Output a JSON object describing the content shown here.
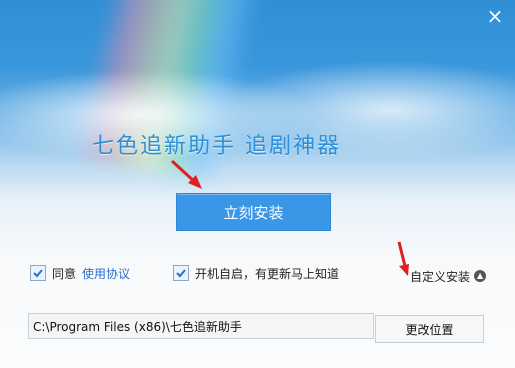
{
  "window": {
    "close_icon": "×",
    "headline": "七色追新助手   追剧神器"
  },
  "install": {
    "button_label": "立刻安装"
  },
  "options": {
    "agree_label": "同意",
    "agreement_link": "使用协议",
    "autostart_label": "开机自启，有更新马上知道",
    "custom_install_label": "自定义安装",
    "custom_install_icon": "▲"
  },
  "path": {
    "value": "C:\\Program Files (x86)\\七色追新助手",
    "change_button": "更改位置"
  },
  "colors": {
    "accent": "#3a96e6",
    "arrow": "#e02020",
    "link": "#2a6fc9"
  }
}
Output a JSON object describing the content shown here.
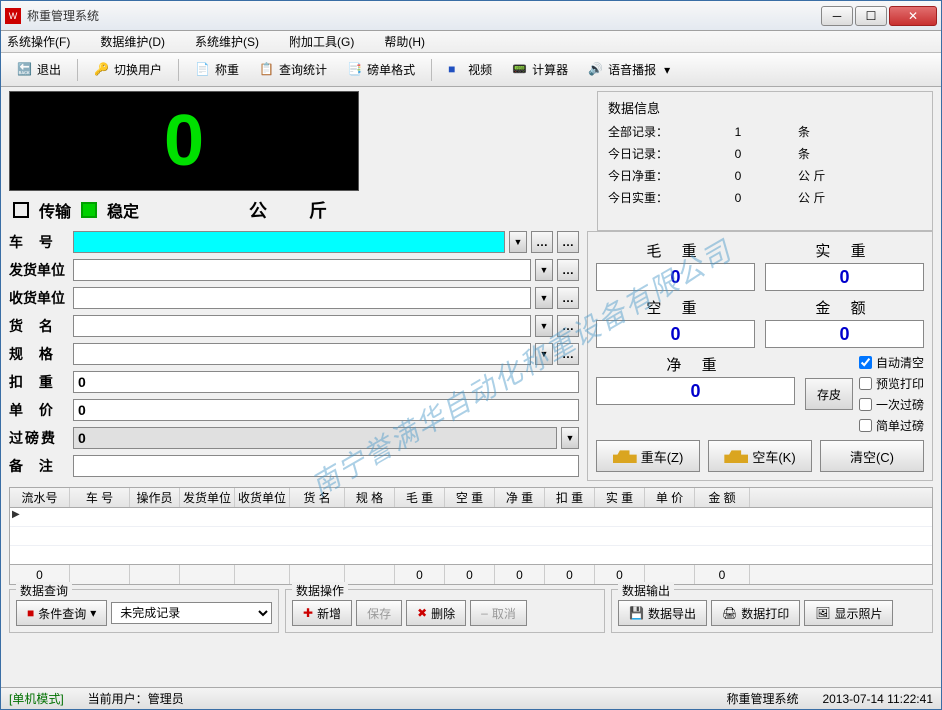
{
  "window": {
    "title": "称重管理系统"
  },
  "menubar": [
    "系统操作(F)",
    "数据维护(D)",
    "系统维护(S)",
    "附加工具(G)",
    "帮助(H)"
  ],
  "toolbar": [
    {
      "label": "退出",
      "icon": "exit"
    },
    {
      "label": "切换用户",
      "icon": "key"
    },
    {
      "label": "称重",
      "icon": "weigh"
    },
    {
      "label": "查询统计",
      "icon": "query"
    },
    {
      "label": "磅单格式",
      "icon": "format"
    },
    {
      "label": "视频",
      "icon": "video"
    },
    {
      "label": "计算器",
      "icon": "calc"
    },
    {
      "label": "语音播报",
      "icon": "voice"
    }
  ],
  "display": {
    "value": "0",
    "transfer": "传输",
    "stable": "稳定",
    "unit": "公　斤"
  },
  "data_info": {
    "title": "数据信息",
    "rows": [
      {
        "lbl": "全部记录：",
        "val": "1",
        "unit": "条"
      },
      {
        "lbl": "今日记录：",
        "val": "0",
        "unit": "条"
      },
      {
        "lbl": "今日净重：",
        "val": "0",
        "unit": "公 斤"
      },
      {
        "lbl": "今日实重：",
        "val": "0",
        "unit": "公 斤"
      }
    ]
  },
  "form": {
    "car_no": {
      "label": "车 号",
      "value": ""
    },
    "sender": {
      "label": "发货单位",
      "value": ""
    },
    "receiver": {
      "label": "收货单位",
      "value": ""
    },
    "goods": {
      "label": "货 名",
      "value": ""
    },
    "spec": {
      "label": "规 格",
      "value": ""
    },
    "deduct": {
      "label": "扣 重",
      "value": "0"
    },
    "price": {
      "label": "单 价",
      "value": "0"
    },
    "fee": {
      "label": "过磅费",
      "value": "0"
    },
    "remark": {
      "label": "备 注",
      "value": ""
    }
  },
  "weights": {
    "gross": {
      "label": "毛  重",
      "val": "0"
    },
    "real": {
      "label": "实  重",
      "val": "0"
    },
    "tare": {
      "label": "空  重",
      "val": "0"
    },
    "amount": {
      "label": "金  额",
      "val": "0"
    },
    "net": {
      "label": "净  重",
      "val": "0"
    },
    "save_tare": "存皮",
    "checks": {
      "auto_clear": "自动清空",
      "preview": "预览打印",
      "once": "一次过磅",
      "simple": "简单过磅"
    },
    "buttons": {
      "heavy": "重车(Z)",
      "empty": "空车(K)",
      "clear": "清空(C)"
    }
  },
  "grid": {
    "headers": [
      "流水号",
      "车  号",
      "操作员",
      "发货单位",
      "收货单位",
      "货  名",
      "规  格",
      "毛  重",
      "空  重",
      "净  重",
      "扣  重",
      "实  重",
      "单  价",
      "金  额"
    ],
    "widths": [
      60,
      60,
      50,
      55,
      55,
      55,
      50,
      50,
      50,
      50,
      50,
      50,
      50,
      55
    ],
    "footer": [
      "0",
      "",
      "",
      "",
      "",
      "",
      "",
      "0",
      "0",
      "0",
      "0",
      "0",
      "",
      "0"
    ]
  },
  "bottom": {
    "query": {
      "title": "数据查询",
      "cond_btn": "条件查询",
      "filter": "未完成记录"
    },
    "ops": {
      "title": "数据操作",
      "add": "新增",
      "save": "保存",
      "del": "删除",
      "cancel": "取消"
    },
    "out": {
      "title": "数据输出",
      "export": "数据导出",
      "print": "数据打印",
      "photo": "显示照片"
    }
  },
  "statusbar": {
    "mode": "[单机模式]",
    "user_lbl": "当前用户：",
    "user": "管理员",
    "sys": "称重管理系统",
    "time": "2013-07-14 11:22:41"
  },
  "watermark": "南宁誉满华自动化称重设备有限公司"
}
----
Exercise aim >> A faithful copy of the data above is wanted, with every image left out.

Exercise answer >>
Output a JSON object describing the content shown here.
{
  "window": {
    "close_icon": "×",
    "headline": "七色追新助手   追剧神器"
  },
  "install": {
    "button_label": "立刻安装"
  },
  "options": {
    "agree_label": "同意",
    "agreement_link": "使用协议",
    "autostart_label": "开机自启，有更新马上知道",
    "custom_install_label": "自定义安装",
    "custom_install_icon": "▲"
  },
  "path": {
    "value": "C:\\Program Files (x86)\\七色追新助手",
    "change_button": "更改位置"
  },
  "colors": {
    "accent": "#3a96e6",
    "arrow": "#e02020",
    "link": "#2a6fc9"
  }
}
Output a JSON object describing the content shown here.
{
  "window": {
    "title": "称重管理系统"
  },
  "menubar": [
    "系统操作(F)",
    "数据维护(D)",
    "系统维护(S)",
    "附加工具(G)",
    "帮助(H)"
  ],
  "toolbar": [
    {
      "label": "退出",
      "icon": "exit"
    },
    {
      "label": "切换用户",
      "icon": "key"
    },
    {
      "label": "称重",
      "icon": "weigh"
    },
    {
      "label": "查询统计",
      "icon": "query"
    },
    {
      "label": "磅单格式",
      "icon": "format"
    },
    {
      "label": "视频",
      "icon": "video"
    },
    {
      "label": "计算器",
      "icon": "calc"
    },
    {
      "label": "语音播报",
      "icon": "voice"
    }
  ],
  "display": {
    "value": "0",
    "transfer": "传输",
    "stable": "稳定",
    "unit": "公　斤"
  },
  "data_info": {
    "title": "数据信息",
    "rows": [
      {
        "lbl": "全部记录：",
        "val": "1",
        "unit": "条"
      },
      {
        "lbl": "今日记录：",
        "val": "0",
        "unit": "条"
      },
      {
        "lbl": "今日净重：",
        "val": "0",
        "unit": "公 斤"
      },
      {
        "lbl": "今日实重：",
        "val": "0",
        "unit": "公 斤"
      }
    ]
  },
  "form": {
    "car_no": {
      "label": "车 号",
      "value": ""
    },
    "sender": {
      "label": "发货单位",
      "value": ""
    },
    "receiver": {
      "label": "收货单位",
      "value": ""
    },
    "goods": {
      "label": "货 名",
      "value": ""
    },
    "spec": {
      "label": "规 格",
      "value": ""
    },
    "deduct": {
      "label": "扣 重",
      "value": "0"
    },
    "price": {
      "label": "单 价",
      "value": "0"
    },
    "fee": {
      "label": "过磅费",
      "value": "0"
    },
    "remark": {
      "label": "备 注",
      "value": ""
    }
  },
  "weights": {
    "gross": {
      "label": "毛  重",
      "val": "0"
    },
    "real": {
      "label": "实  重",
      "val": "0"
    },
    "tare": {
      "label": "空  重",
      "val": "0"
    },
    "amount": {
      "label": "金  额",
      "val": "0"
    },
    "net": {
      "label": "净  重",
      "val": "0"
    },
    "save_tare": "存皮",
    "checks": {
      "auto_clear": "自动清空",
      "preview": "预览打印",
      "once": "一次过磅",
      "simple": "简单过磅"
    },
    "buttons": {
      "heavy": "重车(Z)",
      "empty": "空车(K)",
      "clear": "清空(C)"
    }
  },
  "grid": {
    "headers": [
      "流水号",
      "车  号",
      "操作员",
      "发货单位",
      "收货单位",
      "货  名",
      "规  格",
      "毛  重",
      "空  重",
      "净  重",
      "扣  重",
      "实  重",
      "单  价",
      "金  额"
    ],
    "widths": [
      60,
      60,
      50,
      55,
      55,
      55,
      50,
      50,
      50,
      50,
      50,
      50,
      50,
      55
    ],
    "footer": [
      "0",
      "",
      "",
      "",
      "",
      "",
      "",
      "0",
      "0",
      "0",
      "0",
      "0",
      "",
      "0"
    ]
  },
  "bottom": {
    "query": {
      "title": "数据查询",
      "cond_btn": "条件查询",
      "filter": "未完成记录"
    },
    "ops": {
      "title": "数据操作",
      "add": "新增",
      "save": "保存",
      "del": "删除",
      "cancel": "取消"
    },
    "out": {
      "title": "数据输出",
      "export": "数据导出",
      "print": "数据打印",
      "photo": "显示照片"
    }
  },
  "statusbar": {
    "mode": "[单机模式]",
    "user_lbl": "当前用户：",
    "user": "管理员",
    "sys": "称重管理系统",
    "time": "2013-07-14 11:22:41"
  },
  "watermark": "南宁誉满华自动化称重设备有限公司"
}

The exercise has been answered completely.